* To do
From the entries below, gather every line containing the string "John".

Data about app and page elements
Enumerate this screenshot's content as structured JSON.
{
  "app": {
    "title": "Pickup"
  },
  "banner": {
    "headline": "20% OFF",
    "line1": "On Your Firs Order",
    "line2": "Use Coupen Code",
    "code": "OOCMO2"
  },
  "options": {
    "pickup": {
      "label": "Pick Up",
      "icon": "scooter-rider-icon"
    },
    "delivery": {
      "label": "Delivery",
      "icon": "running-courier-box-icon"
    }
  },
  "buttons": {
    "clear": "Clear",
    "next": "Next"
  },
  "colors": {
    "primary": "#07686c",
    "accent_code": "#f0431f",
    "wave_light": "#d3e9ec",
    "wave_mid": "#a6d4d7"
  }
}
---
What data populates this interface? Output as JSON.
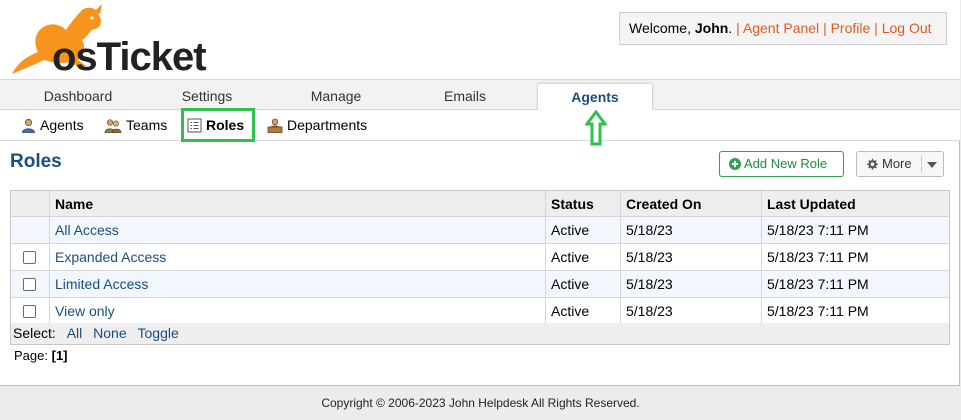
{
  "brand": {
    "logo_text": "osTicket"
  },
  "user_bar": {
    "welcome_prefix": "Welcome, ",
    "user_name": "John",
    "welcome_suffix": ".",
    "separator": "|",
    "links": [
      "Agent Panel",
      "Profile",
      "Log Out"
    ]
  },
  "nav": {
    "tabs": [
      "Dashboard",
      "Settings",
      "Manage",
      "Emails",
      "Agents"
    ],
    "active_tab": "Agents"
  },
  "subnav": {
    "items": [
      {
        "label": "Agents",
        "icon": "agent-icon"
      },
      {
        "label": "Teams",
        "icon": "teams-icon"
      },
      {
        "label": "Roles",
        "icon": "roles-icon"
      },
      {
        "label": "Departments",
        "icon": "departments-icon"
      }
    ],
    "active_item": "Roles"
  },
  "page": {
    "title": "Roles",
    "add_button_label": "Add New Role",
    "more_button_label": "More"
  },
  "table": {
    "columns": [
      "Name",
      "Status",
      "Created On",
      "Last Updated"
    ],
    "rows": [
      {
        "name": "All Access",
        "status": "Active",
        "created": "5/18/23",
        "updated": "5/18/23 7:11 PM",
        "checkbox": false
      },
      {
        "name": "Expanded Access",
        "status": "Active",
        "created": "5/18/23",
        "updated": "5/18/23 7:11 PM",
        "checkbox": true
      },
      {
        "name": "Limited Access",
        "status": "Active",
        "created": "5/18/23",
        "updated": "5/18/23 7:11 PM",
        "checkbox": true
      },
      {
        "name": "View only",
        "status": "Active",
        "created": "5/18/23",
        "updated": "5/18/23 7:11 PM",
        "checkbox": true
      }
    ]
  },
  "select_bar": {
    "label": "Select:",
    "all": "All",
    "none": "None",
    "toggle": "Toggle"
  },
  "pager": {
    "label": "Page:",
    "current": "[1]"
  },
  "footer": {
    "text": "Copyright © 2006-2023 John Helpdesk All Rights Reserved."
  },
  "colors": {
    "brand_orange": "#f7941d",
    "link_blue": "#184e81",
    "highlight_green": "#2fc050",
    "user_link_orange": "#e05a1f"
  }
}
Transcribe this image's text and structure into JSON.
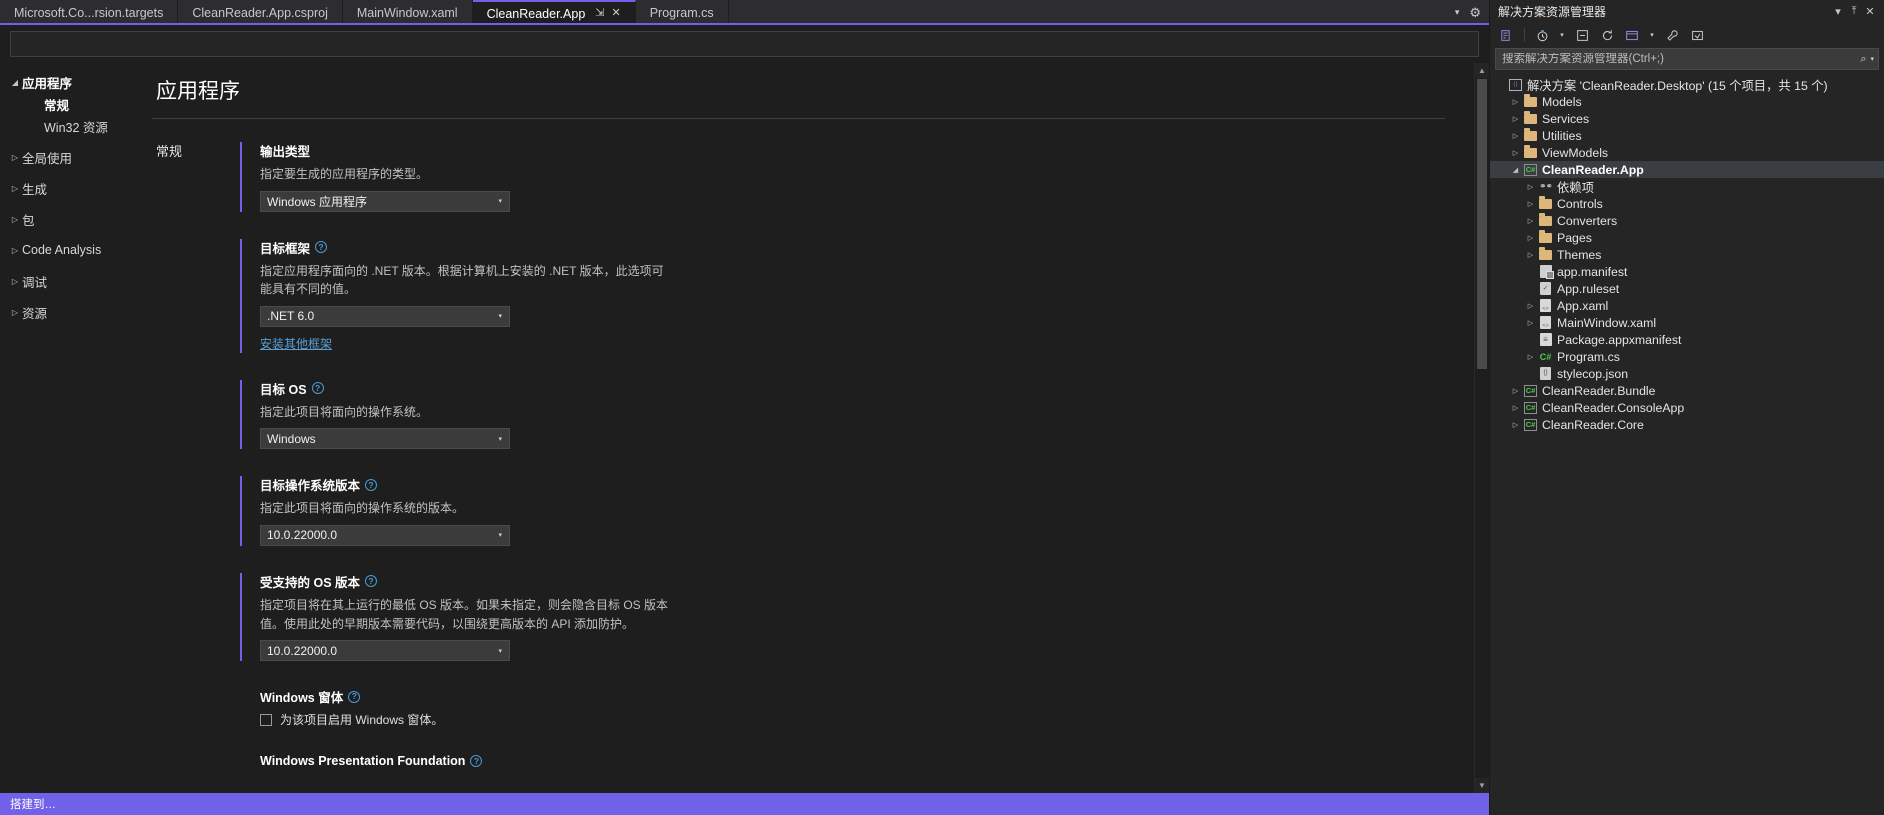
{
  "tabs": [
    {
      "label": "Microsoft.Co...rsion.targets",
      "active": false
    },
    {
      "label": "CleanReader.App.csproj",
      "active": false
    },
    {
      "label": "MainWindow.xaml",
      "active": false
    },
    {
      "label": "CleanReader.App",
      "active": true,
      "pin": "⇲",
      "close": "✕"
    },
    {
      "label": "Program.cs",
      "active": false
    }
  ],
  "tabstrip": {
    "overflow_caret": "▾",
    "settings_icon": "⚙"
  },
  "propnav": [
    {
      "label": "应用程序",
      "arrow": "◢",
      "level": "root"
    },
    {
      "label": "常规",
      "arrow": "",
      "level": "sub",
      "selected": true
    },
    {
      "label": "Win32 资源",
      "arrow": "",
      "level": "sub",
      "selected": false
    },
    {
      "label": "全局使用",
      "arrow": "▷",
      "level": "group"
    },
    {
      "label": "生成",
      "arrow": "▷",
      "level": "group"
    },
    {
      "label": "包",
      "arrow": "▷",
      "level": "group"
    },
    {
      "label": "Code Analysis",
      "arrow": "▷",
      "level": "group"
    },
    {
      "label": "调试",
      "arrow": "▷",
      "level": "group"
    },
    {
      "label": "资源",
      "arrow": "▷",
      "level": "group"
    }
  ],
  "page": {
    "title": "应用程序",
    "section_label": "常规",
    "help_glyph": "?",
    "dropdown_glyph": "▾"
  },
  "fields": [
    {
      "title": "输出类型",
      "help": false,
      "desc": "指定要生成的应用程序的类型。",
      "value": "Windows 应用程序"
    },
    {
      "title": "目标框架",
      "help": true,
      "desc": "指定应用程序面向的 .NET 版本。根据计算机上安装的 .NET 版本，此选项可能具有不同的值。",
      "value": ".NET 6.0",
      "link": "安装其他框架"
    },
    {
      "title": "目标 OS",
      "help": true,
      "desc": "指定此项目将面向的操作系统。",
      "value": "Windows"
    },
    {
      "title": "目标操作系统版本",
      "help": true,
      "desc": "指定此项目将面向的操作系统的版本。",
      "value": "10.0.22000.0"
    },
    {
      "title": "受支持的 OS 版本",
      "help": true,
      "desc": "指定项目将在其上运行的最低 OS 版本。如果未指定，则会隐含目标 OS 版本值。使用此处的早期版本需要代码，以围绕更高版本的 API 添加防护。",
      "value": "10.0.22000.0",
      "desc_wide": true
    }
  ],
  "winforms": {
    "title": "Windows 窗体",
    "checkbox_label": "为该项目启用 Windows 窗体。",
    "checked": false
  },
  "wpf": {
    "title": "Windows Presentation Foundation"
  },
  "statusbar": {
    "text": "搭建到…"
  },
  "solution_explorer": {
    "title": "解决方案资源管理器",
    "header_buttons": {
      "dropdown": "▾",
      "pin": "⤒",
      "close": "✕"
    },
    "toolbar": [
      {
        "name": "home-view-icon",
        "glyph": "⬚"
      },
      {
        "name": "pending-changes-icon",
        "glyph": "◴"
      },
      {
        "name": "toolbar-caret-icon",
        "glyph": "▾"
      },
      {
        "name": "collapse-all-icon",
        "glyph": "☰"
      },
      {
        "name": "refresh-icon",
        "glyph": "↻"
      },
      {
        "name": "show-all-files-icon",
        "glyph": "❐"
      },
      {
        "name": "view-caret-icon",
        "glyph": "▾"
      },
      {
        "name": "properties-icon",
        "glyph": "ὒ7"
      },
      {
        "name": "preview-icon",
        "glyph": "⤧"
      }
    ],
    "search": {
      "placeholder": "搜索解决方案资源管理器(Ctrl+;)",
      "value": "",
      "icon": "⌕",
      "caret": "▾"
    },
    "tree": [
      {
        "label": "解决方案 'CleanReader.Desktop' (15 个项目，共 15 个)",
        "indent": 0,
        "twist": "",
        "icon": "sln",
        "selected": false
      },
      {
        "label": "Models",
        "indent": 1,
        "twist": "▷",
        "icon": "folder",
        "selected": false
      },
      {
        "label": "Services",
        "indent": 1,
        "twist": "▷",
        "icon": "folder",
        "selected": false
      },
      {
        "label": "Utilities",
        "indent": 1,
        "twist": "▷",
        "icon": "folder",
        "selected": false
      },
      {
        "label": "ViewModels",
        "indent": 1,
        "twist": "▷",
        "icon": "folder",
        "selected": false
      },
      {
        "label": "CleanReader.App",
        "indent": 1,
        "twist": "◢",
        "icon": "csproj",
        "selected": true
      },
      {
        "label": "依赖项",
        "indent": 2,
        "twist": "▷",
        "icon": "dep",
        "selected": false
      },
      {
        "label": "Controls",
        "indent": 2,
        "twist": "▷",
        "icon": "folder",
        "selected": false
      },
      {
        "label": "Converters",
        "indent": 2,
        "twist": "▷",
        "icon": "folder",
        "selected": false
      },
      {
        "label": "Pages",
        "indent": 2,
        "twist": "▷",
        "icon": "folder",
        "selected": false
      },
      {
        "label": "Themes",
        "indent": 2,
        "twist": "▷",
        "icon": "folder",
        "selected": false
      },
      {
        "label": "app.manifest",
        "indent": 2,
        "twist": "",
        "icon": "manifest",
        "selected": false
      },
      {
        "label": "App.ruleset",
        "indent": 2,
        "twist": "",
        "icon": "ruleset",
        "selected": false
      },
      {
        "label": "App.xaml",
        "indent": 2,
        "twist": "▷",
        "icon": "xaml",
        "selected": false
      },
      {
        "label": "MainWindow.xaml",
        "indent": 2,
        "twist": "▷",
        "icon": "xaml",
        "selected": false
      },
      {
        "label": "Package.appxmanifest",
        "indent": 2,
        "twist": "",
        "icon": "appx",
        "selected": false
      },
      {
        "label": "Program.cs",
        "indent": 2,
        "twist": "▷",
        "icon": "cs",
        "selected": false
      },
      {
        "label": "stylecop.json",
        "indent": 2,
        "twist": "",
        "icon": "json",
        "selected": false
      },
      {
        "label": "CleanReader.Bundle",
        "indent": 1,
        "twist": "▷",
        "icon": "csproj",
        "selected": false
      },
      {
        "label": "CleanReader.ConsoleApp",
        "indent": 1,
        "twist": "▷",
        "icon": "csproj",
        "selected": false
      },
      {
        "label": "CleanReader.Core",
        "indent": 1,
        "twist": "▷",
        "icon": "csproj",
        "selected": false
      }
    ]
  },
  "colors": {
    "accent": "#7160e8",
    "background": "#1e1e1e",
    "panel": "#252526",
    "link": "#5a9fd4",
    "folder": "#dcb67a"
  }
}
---
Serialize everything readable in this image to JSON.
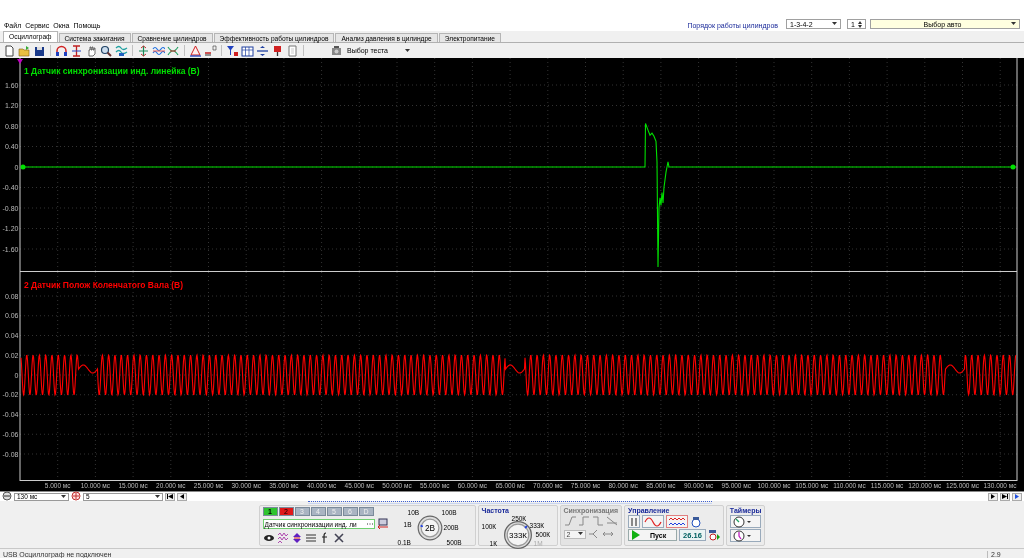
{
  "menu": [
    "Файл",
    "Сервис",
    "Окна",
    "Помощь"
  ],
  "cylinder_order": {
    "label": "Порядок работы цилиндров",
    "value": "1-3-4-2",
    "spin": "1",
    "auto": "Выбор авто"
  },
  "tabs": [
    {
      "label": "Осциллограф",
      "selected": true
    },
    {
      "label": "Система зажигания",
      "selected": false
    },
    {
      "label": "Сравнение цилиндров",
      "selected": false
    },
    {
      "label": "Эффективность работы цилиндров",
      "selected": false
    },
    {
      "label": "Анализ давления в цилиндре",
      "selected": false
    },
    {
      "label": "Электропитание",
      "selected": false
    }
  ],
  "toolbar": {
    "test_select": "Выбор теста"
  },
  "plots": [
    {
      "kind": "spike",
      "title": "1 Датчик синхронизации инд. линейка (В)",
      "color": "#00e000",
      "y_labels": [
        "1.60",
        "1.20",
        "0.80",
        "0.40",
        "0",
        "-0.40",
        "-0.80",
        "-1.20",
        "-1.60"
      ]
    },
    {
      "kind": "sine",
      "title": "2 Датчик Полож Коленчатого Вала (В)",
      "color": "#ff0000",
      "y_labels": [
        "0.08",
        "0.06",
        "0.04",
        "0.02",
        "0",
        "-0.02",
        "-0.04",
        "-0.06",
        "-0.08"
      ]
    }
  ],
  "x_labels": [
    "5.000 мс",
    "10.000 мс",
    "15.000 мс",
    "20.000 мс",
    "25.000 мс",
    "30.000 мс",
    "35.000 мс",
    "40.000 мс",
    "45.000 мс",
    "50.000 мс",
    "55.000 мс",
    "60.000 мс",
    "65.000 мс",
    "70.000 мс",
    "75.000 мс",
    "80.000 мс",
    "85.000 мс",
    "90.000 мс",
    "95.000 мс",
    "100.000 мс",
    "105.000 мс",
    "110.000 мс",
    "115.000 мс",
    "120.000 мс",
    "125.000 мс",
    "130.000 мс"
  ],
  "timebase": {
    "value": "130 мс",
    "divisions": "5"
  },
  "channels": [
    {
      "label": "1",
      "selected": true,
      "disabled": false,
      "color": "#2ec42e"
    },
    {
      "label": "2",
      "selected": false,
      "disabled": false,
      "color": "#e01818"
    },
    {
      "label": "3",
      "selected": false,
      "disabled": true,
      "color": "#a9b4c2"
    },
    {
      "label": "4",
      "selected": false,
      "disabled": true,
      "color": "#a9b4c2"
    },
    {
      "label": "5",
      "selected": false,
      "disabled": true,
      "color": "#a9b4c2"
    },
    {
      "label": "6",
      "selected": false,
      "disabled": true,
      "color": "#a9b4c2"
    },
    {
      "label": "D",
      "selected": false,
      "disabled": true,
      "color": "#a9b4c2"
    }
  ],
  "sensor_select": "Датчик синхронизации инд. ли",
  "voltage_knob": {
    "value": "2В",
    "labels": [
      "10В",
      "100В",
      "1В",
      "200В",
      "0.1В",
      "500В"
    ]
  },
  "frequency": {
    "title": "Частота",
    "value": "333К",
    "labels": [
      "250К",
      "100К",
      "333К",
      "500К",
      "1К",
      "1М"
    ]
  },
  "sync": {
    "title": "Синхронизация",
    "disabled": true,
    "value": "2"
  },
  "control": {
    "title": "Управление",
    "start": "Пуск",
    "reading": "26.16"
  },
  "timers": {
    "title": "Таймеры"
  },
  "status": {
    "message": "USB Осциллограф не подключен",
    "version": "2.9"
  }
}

* Task result
    "user_name": "John",
    "text": "Copyright © 2006-2023 John Helpdesk All Rights Reserved."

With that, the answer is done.